Only the text belongs in the copy: repeat each record exactly, without pictures.

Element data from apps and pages
· · · · ·

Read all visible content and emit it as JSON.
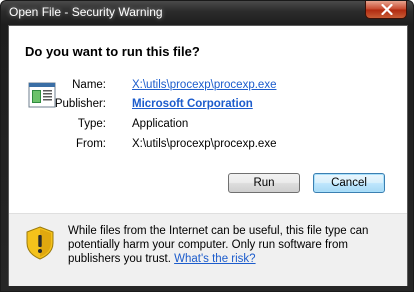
{
  "window": {
    "title": "Open File - Security Warning",
    "close_icon": "close-icon"
  },
  "dialog": {
    "heading": "Do you want to run this file?",
    "file_icon": "application-icon",
    "fields": {
      "name_label": "Name:",
      "name_value": "X:\\utils\\procexp\\procexp.exe",
      "publisher_label": "Publisher:",
      "publisher_value": "Microsoft Corporation",
      "type_label": "Type:",
      "type_value": "Application",
      "from_label": "From:",
      "from_value": "X:\\utils\\procexp\\procexp.exe"
    },
    "buttons": {
      "run": "Run",
      "cancel": "Cancel"
    }
  },
  "warning": {
    "icon": "warning-shield-icon",
    "text": "While files from the Internet can be useful, this file type can potentially harm your computer. Only run software from publishers you trust.",
    "link": "What's the risk?"
  },
  "colors": {
    "link": "#1c5ccc",
    "shield_yellow": "#f4c21b"
  }
}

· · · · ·

# Result of the task
Read all visible content and emit it as JSON.
{
  "window": {
    "title": "Open File - Security Warning",
    "close_icon": "close-icon"
  },
  "dialog": {
    "heading": "Do you want to run this file?",
    "file_icon": "application-icon",
    "fields": {
      "name_label": "Name:",
      "name_value": "X:\\utils\\procexp\\procexp.exe",
      "publisher_label": "Publisher:",
      "publisher_value": "Microsoft Corporation",
      "type_label": "Type:",
      "type_value": "Application",
      "from_label": "From:",
      "from_value": "X:\\utils\\procexp\\procexp.exe"
    },
    "buttons": {
      "run": "Run",
      "cancel": "Cancel"
    }
  },
  "warning": {
    "icon": "warning-shield-icon",
    "text": "While files from the Internet can be useful, this file type can potentially harm your computer. Only run software from publishers you trust.",
    "link": "What's the risk?"
  },
  "colors": {
    "link": "#1c5ccc",
    "shield_yellow": "#f4c21b"
  }
}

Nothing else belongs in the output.